Ecumenism is about relationships between people. Social capital makes a distinction between bonding and bridging relationships. The former take place within a group and builds up capital as people learn to trust one another. Bridging capital is between groups and is the more challenging of the two. It is challenging because it demands mutual respect for church cultures that have evolved over many years.
Ecumenism is a sign of genuine church. How do we know any given church is part of the one, holy, catholic and apostolic church? One sign is its ability to hold its own people together despite their theological differences and another is recognition of other traditions as brothers and sisters of the same faith.
So, in formation we see the two movements of roots down and walls down. These are not necessarily sequential. Although bonding capital needs to be developed first, Christians will return to their own traditions, frequently as they regularly participate and deliberately as they bring new questions to ask of their own tradition.

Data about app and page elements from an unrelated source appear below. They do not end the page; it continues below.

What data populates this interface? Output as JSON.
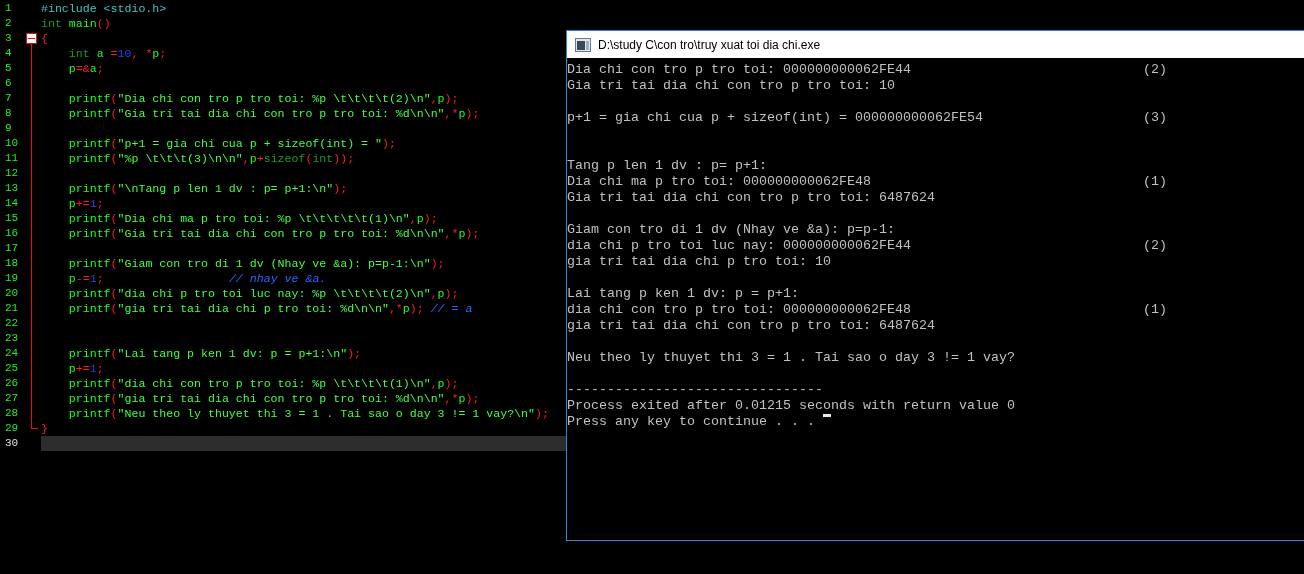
{
  "editor": {
    "lines": [
      {
        "number": "1",
        "current": false,
        "kind": "plain",
        "tokens": [
          {
            "kind": "pre",
            "text": "#include <stdio.h>"
          }
        ]
      },
      {
        "number": "2",
        "current": false,
        "kind": "plain",
        "tokens": [
          {
            "kind": "kw",
            "text": "int"
          },
          {
            "kind": "id",
            "text": " main"
          },
          {
            "kind": "op",
            "text": "()"
          }
        ]
      },
      {
        "number": "3",
        "current": false,
        "kind": "opener",
        "expanded": true,
        "tokens": [
          {
            "kind": "op",
            "text": "{"
          }
        ]
      },
      {
        "number": "4",
        "current": false,
        "kind": "body",
        "tokens": [
          {
            "kind": "kw",
            "text": "    int"
          },
          {
            "kind": "id",
            "text": " a "
          },
          {
            "kind": "op",
            "text": "="
          },
          {
            "kind": "num",
            "text": "10"
          },
          {
            "kind": "op",
            "text": ", *"
          },
          {
            "kind": "id",
            "text": "p"
          },
          {
            "kind": "op",
            "text": ";"
          }
        ]
      },
      {
        "number": "5",
        "current": false,
        "kind": "body",
        "tokens": [
          {
            "kind": "id",
            "text": "    p"
          },
          {
            "kind": "op",
            "text": "=&"
          },
          {
            "kind": "id",
            "text": "a"
          },
          {
            "kind": "op",
            "text": ";"
          }
        ]
      },
      {
        "number": "6",
        "current": false,
        "kind": "body"
      },
      {
        "number": "7",
        "current": false,
        "kind": "body",
        "tokens": [
          {
            "kind": "id",
            "text": "    printf"
          },
          {
            "kind": "op",
            "text": "("
          },
          {
            "kind": "str",
            "text": "\"Dia chi con tro p tro toi: %p \\t\\t\\t\\t(2)\\n\""
          },
          {
            "kind": "op",
            "text": ","
          },
          {
            "kind": "id",
            "text": "p"
          },
          {
            "kind": "op",
            "text": ");"
          }
        ]
      },
      {
        "number": "8",
        "current": false,
        "kind": "body",
        "tokens": [
          {
            "kind": "id",
            "text": "    printf"
          },
          {
            "kind": "op",
            "text": "("
          },
          {
            "kind": "str",
            "text": "\"Gia tri tai dia chi con tro p tro toi: %d\\n\\n\""
          },
          {
            "kind": "op",
            "text": ",*"
          },
          {
            "kind": "id",
            "text": "p"
          },
          {
            "kind": "op",
            "text": ");"
          }
        ]
      },
      {
        "number": "9",
        "current": false,
        "kind": "body"
      },
      {
        "number": "10",
        "current": false,
        "kind": "body",
        "tokens": [
          {
            "kind": "id",
            "text": "    printf"
          },
          {
            "kind": "op",
            "text": "("
          },
          {
            "kind": "str",
            "text": "\"p+1 = gia chi cua p + sizeof(int) = \""
          },
          {
            "kind": "op",
            "text": ");"
          }
        ]
      },
      {
        "number": "11",
        "current": false,
        "kind": "body",
        "tokens": [
          {
            "kind": "id",
            "text": "    printf"
          },
          {
            "kind": "op",
            "text": "("
          },
          {
            "kind": "str",
            "text": "\"%p \\t\\t\\t(3)\\n\\n\""
          },
          {
            "kind": "op",
            "text": ","
          },
          {
            "kind": "id",
            "text": "p"
          },
          {
            "kind": "op",
            "text": "+"
          },
          {
            "kind": "kw",
            "text": "sizeof"
          },
          {
            "kind": "op",
            "text": "("
          },
          {
            "kind": "kw",
            "text": "int"
          },
          {
            "kind": "op",
            "text": "));"
          }
        ]
      },
      {
        "number": "12",
        "current": false,
        "kind": "body"
      },
      {
        "number": "13",
        "current": false,
        "kind": "body",
        "tokens": [
          {
            "kind": "id",
            "text": "    printf"
          },
          {
            "kind": "op",
            "text": "("
          },
          {
            "kind": "str",
            "text": "\"\\nTang p len 1 dv : p= p+1:\\n\""
          },
          {
            "kind": "op",
            "text": ");"
          }
        ]
      },
      {
        "number": "14",
        "current": false,
        "kind": "body",
        "tokens": [
          {
            "kind": "id",
            "text": "    p"
          },
          {
            "kind": "op",
            "text": "+="
          },
          {
            "kind": "num",
            "text": "1"
          },
          {
            "kind": "op",
            "text": ";"
          }
        ]
      },
      {
        "number": "15",
        "current": false,
        "kind": "body",
        "tokens": [
          {
            "kind": "id",
            "text": "    printf"
          },
          {
            "kind": "op",
            "text": "("
          },
          {
            "kind": "str",
            "text": "\"Dia chi ma p tro toi: %p \\t\\t\\t\\t\\t(1)\\n\""
          },
          {
            "kind": "op",
            "text": ","
          },
          {
            "kind": "id",
            "text": "p"
          },
          {
            "kind": "op",
            "text": ");"
          }
        ]
      },
      {
        "number": "16",
        "current": false,
        "kind": "body",
        "tokens": [
          {
            "kind": "id",
            "text": "    printf"
          },
          {
            "kind": "op",
            "text": "("
          },
          {
            "kind": "str",
            "text": "\"Gia tri tai dia chi con tro p tro toi: %d\\n\\n\""
          },
          {
            "kind": "op",
            "text": ",*"
          },
          {
            "kind": "id",
            "text": "p"
          },
          {
            "kind": "op",
            "text": ");"
          }
        ]
      },
      {
        "number": "17",
        "current": false,
        "kind": "body"
      },
      {
        "number": "18",
        "current": false,
        "kind": "body",
        "tokens": [
          {
            "kind": "id",
            "text": "    printf"
          },
          {
            "kind": "op",
            "text": "("
          },
          {
            "kind": "str",
            "text": "\"Giam con tro di 1 dv (Nhay ve &a): p=p-1:\\n\""
          },
          {
            "kind": "op",
            "text": ");"
          }
        ]
      },
      {
        "number": "19",
        "current": false,
        "kind": "body",
        "tokens": [
          {
            "kind": "id",
            "text": "    p"
          },
          {
            "kind": "op",
            "text": "-="
          },
          {
            "kind": "num",
            "text": "1"
          },
          {
            "kind": "op",
            "text": ";"
          },
          {
            "kind": "comment",
            "text": "                  // nhay ve &a."
          }
        ]
      },
      {
        "number": "20",
        "current": false,
        "kind": "body",
        "tokens": [
          {
            "kind": "id",
            "text": "    printf"
          },
          {
            "kind": "op",
            "text": "("
          },
          {
            "kind": "str",
            "text": "\"dia chi p tro toi luc nay: %p \\t\\t\\t\\t(2)\\n\""
          },
          {
            "kind": "op",
            "text": ","
          },
          {
            "kind": "id",
            "text": "p"
          },
          {
            "kind": "op",
            "text": ");"
          }
        ]
      },
      {
        "number": "21",
        "current": false,
        "kind": "body",
        "tokens": [
          {
            "kind": "id",
            "text": "    printf"
          },
          {
            "kind": "op",
            "text": "("
          },
          {
            "kind": "str",
            "text": "\"gia tri tai dia chi p tro toi: %d\\n\\n\""
          },
          {
            "kind": "op",
            "text": ",*"
          },
          {
            "kind": "id",
            "text": "p"
          },
          {
            "kind": "op",
            "text": ");"
          },
          {
            "kind": "comment",
            "text": " // = a"
          }
        ]
      },
      {
        "number": "22",
        "current": false,
        "kind": "body"
      },
      {
        "number": "23",
        "current": false,
        "kind": "body"
      },
      {
        "number": "24",
        "current": false,
        "kind": "body",
        "tokens": [
          {
            "kind": "id",
            "text": "    printf"
          },
          {
            "kind": "op",
            "text": "("
          },
          {
            "kind": "str",
            "text": "\"Lai tang p ken 1 dv: p = p+1:\\n\""
          },
          {
            "kind": "op",
            "text": ");"
          }
        ]
      },
      {
        "number": "25",
        "current": false,
        "kind": "body",
        "tokens": [
          {
            "kind": "id",
            "text": "    p"
          },
          {
            "kind": "op",
            "text": "+="
          },
          {
            "kind": "num",
            "text": "1"
          },
          {
            "kind": "op",
            "text": ";"
          }
        ]
      },
      {
        "number": "26",
        "current": false,
        "kind": "body",
        "tokens": [
          {
            "kind": "id",
            "text": "    printf"
          },
          {
            "kind": "op",
            "text": "("
          },
          {
            "kind": "str",
            "text": "\"dia chi con tro p tro toi: %p \\t\\t\\t\\t(1)\\n\""
          },
          {
            "kind": "op",
            "text": ","
          },
          {
            "kind": "id",
            "text": "p"
          },
          {
            "kind": "op",
            "text": ");"
          }
        ]
      },
      {
        "number": "27",
        "current": false,
        "kind": "body",
        "tokens": [
          {
            "kind": "id",
            "text": "    printf"
          },
          {
            "kind": "op",
            "text": "("
          },
          {
            "kind": "str",
            "text": "\"gia tri tai dia chi con tro p tro toi: %d\\n\\n\""
          },
          {
            "kind": "op",
            "text": ",*"
          },
          {
            "kind": "id",
            "text": "p"
          },
          {
            "kind": "op",
            "text": ");"
          }
        ]
      },
      {
        "number": "28",
        "current": false,
        "kind": "body",
        "tokens": [
          {
            "kind": "id",
            "text": "    printf"
          },
          {
            "kind": "op",
            "text": "("
          },
          {
            "kind": "str",
            "text": "\"Neu theo ly thuyet thi 3 = 1 . Tai sao o day 3 != 1 vay?\\n\""
          },
          {
            "kind": "op",
            "text": ");"
          }
        ]
      },
      {
        "number": "29",
        "current": false,
        "kind": "closer",
        "tokens": [
          {
            "kind": "op",
            "text": "}"
          }
        ]
      },
      {
        "number": "30",
        "current": true,
        "kind": "plain"
      }
    ]
  },
  "console": {
    "title": "D:\\study C\\con tro\\truy xuat toi dia chi.exe",
    "lines": [
      {
        "kind": "text",
        "text": "Dia chi con tro p tro toi: 000000000062FE44",
        "note": "(2)"
      },
      {
        "kind": "text",
        "text": "Gia tri tai dia chi con tro p tro toi: 10"
      },
      {
        "kind": "blank"
      },
      {
        "kind": "text",
        "text": "p+1 = gia chi cua p + sizeof(int) = 000000000062FE54",
        "note": "(3)"
      },
      {
        "kind": "blank"
      },
      {
        "kind": "blank"
      },
      {
        "kind": "text",
        "text": "Tang p len 1 dv : p= p+1:"
      },
      {
        "kind": "text",
        "text": "Dia chi ma p tro toi: 000000000062FE48",
        "note": "(1)"
      },
      {
        "kind": "text",
        "text": "Gia tri tai dia chi con tro p tro toi: 6487624"
      },
      {
        "kind": "blank"
      },
      {
        "kind": "text",
        "text": "Giam con tro di 1 dv (Nhay ve &a): p=p-1:"
      },
      {
        "kind": "text",
        "text": "dia chi p tro toi luc nay: 000000000062FE44",
        "note": "(2)"
      },
      {
        "kind": "text",
        "text": "gia tri tai dia chi p tro toi: 10"
      },
      {
        "kind": "blank"
      },
      {
        "kind": "text",
        "text": "Lai tang p ken 1 dv: p = p+1:"
      },
      {
        "kind": "text",
        "text": "dia chi con tro p tro toi: 000000000062FE48",
        "note": "(1)"
      },
      {
        "kind": "text",
        "text": "gia tri tai dia chi con tro p tro toi: 6487624"
      },
      {
        "kind": "blank"
      },
      {
        "kind": "text",
        "text": "Neu theo ly thuyet thi 3 = 1 . Tai sao o day 3 != 1 vay?"
      },
      {
        "kind": "blank"
      },
      {
        "kind": "text",
        "text": "--------------------------------"
      },
      {
        "kind": "text",
        "text": "Process exited after 0.01215 seconds with return value 0"
      },
      {
        "kind": "prompt",
        "text": "Press any key to continue . . . "
      }
    ]
  }
}
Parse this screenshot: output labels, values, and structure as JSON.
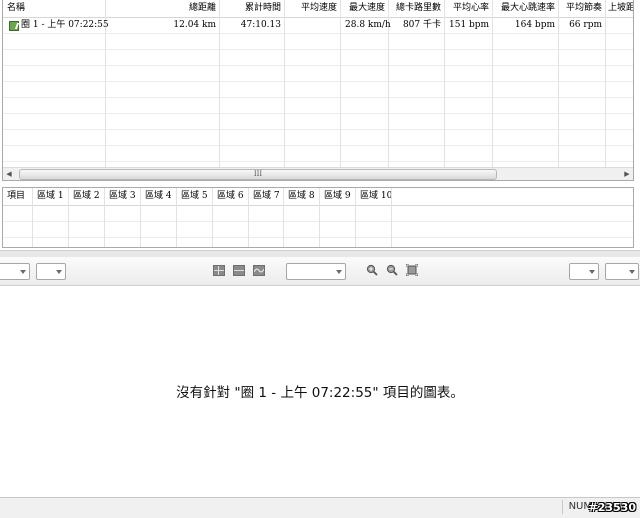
{
  "laps": {
    "columns": [
      "名稱",
      "總距離",
      "累計時間",
      "平均速度",
      "最大速度",
      "總卡路里數",
      "平均心率",
      "最大心跳速率",
      "平均節奏",
      "上坡距"
    ],
    "rows": [
      {
        "name": "圈 1 - 上午 07:22:55",
        "distance": "12.04 km",
        "elapsed": "47:10.13",
        "avg_speed": "",
        "max_speed": "28.8 km/h",
        "calories": "807 千卡",
        "avg_hr": "151 bpm",
        "max_hr": "164 bpm",
        "avg_cadence": "66 rpm",
        "ascent": ""
      }
    ],
    "scroll_thumb_glyph": "III"
  },
  "zones": {
    "columns": [
      "項目",
      "區域 1",
      "區域 2",
      "區域 3",
      "區域 4",
      "區域 5",
      "區域 6",
      "區域 7",
      "區域 8",
      "區域 9",
      "區域 10"
    ]
  },
  "chart": {
    "message": "沒有針對 \"圈 1 - 上午 07:22:55\" 項目的圖表。"
  },
  "status": {
    "num": "NUM",
    "watermark": "#23530"
  },
  "icons": {
    "lap": "lap-icon",
    "grid": "grid-icon",
    "zoom_in": "zoom-in-icon",
    "zoom_out": "zoom-out-icon",
    "fit": "zoom-fit-icon"
  }
}
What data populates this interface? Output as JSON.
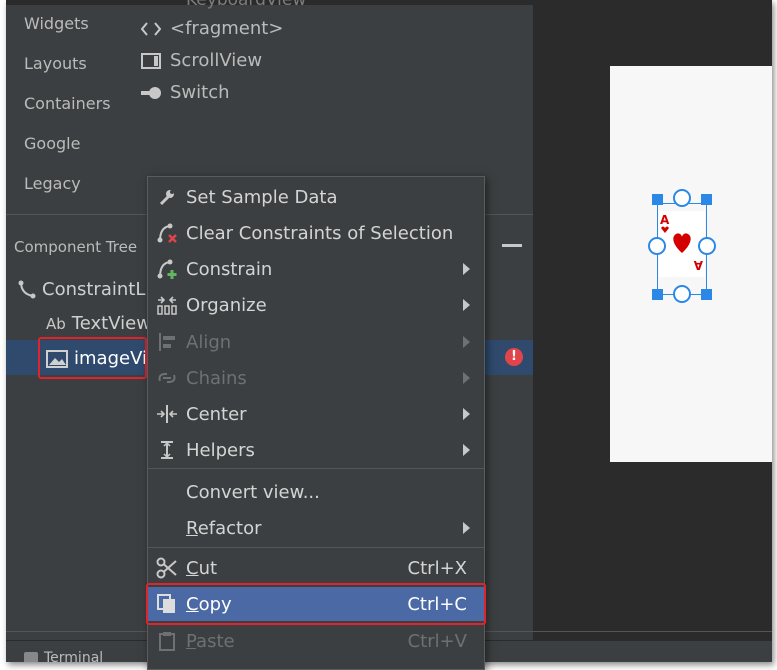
{
  "palette": {
    "top_partial": "KeyboardView",
    "categories": [
      "Widgets",
      "Layouts",
      "Containers",
      "Google",
      "Legacy"
    ],
    "items": [
      {
        "label": "<fragment>",
        "icon": "code-brackets-icon"
      },
      {
        "label": "ScrollView",
        "icon": "scrollview-icon"
      },
      {
        "label": "Switch",
        "icon": "switch-toggle-icon"
      }
    ]
  },
  "component_tree": {
    "title": "Component Tree",
    "root": "ConstraintL",
    "children": [
      {
        "label": "TextView",
        "prefix": "Ab"
      },
      {
        "label": "imageVi",
        "selected": true,
        "error": "!"
      }
    ]
  },
  "context_menu": {
    "items": [
      {
        "label": "Set Sample Data",
        "icon": "wrench-icon"
      },
      {
        "label": "Clear Constraints of Selection",
        "icon": "clear-constraints-icon"
      },
      {
        "label": "Constrain",
        "icon": "constrain-icon",
        "submenu": true
      },
      {
        "label": "Organize",
        "icon": "organize-icon",
        "submenu": true
      },
      {
        "label": "Align",
        "icon": "align-icon",
        "submenu": true,
        "disabled": true
      },
      {
        "label": "Chains",
        "icon": "chains-icon",
        "submenu": true,
        "disabled": true
      },
      {
        "label": "Center",
        "icon": "center-icon",
        "submenu": true
      },
      {
        "label": "Helpers",
        "icon": "helpers-icon",
        "submenu": true
      },
      {
        "label": "Convert view...",
        "icon": ""
      },
      {
        "label": "Refactor",
        "mnemonic": "R",
        "rest": "efactor",
        "submenu": true
      },
      {
        "label": "Cut",
        "mnemonic": "C",
        "rest": "ut",
        "shortcut": "Ctrl+X",
        "icon": "scissors-icon"
      },
      {
        "label": "Copy",
        "mnemonic": "C",
        "rest": "opy",
        "shortcut": "Ctrl+C",
        "icon": "copy-icon",
        "highlighted": true
      },
      {
        "label": "Paste",
        "mnemonic": "P",
        "rest": "aste",
        "shortcut": "Ctrl+V",
        "icon": "paste-icon",
        "disabled": true
      }
    ]
  },
  "bottom_bar": {
    "terminal": "Terminal"
  },
  "colors": {
    "selection": "#2f4a6d",
    "menu_highlight": "#4a69a5",
    "annotation_red": "#e0242c",
    "blueprint_blue": "#2c88e6"
  }
}
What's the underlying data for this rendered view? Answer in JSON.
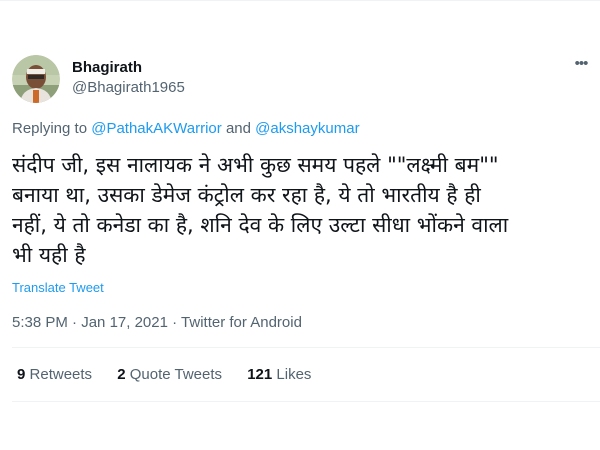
{
  "author": {
    "display_name": "Bhagirath",
    "handle": "@Bhagirath1965"
  },
  "reply_context": {
    "prefix": "Replying to",
    "mention_1": "@PathakAKWarrior",
    "joiner": "and",
    "mention_2": "@akshaykumar"
  },
  "tweet": {
    "text": "संदीप जी, इस नालायक ने अभी कुछ समय पहले \"\"लक्ष्मी बम\"\"\nबनाया था, उसका डेमेज कंट्रोल कर रहा है, ये तो भारतीय है ही\nनहीं, ये तो कनेडा का है, शनि देव के लिए उल्टा सीधा भोंकने वाला\nभी यही है",
    "translate_label": "Translate Tweet",
    "time": "5:38 PM",
    "date": "Jan 17, 2021",
    "separator": "·",
    "source": "Twitter for Android"
  },
  "stats": {
    "retweets_count": "9",
    "retweets_label": "Retweets",
    "quotes_count": "2",
    "quotes_label": "Quote Tweets",
    "likes_count": "121",
    "likes_label": "Likes"
  },
  "icons": {
    "more": "more-horizontal-icon",
    "avatar": "profile-photo"
  },
  "colors": {
    "link": "#1d9bf0",
    "secondary_text": "#536471",
    "primary_text": "#0f1419",
    "divider": "#eff3f4"
  }
}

But the encounter with others is crucial because it raises questions as it brings us into new relationships with God. As we debate, the spirit is at work and brings us into new truths. The ecumenical church grows through the sum of all these conversations.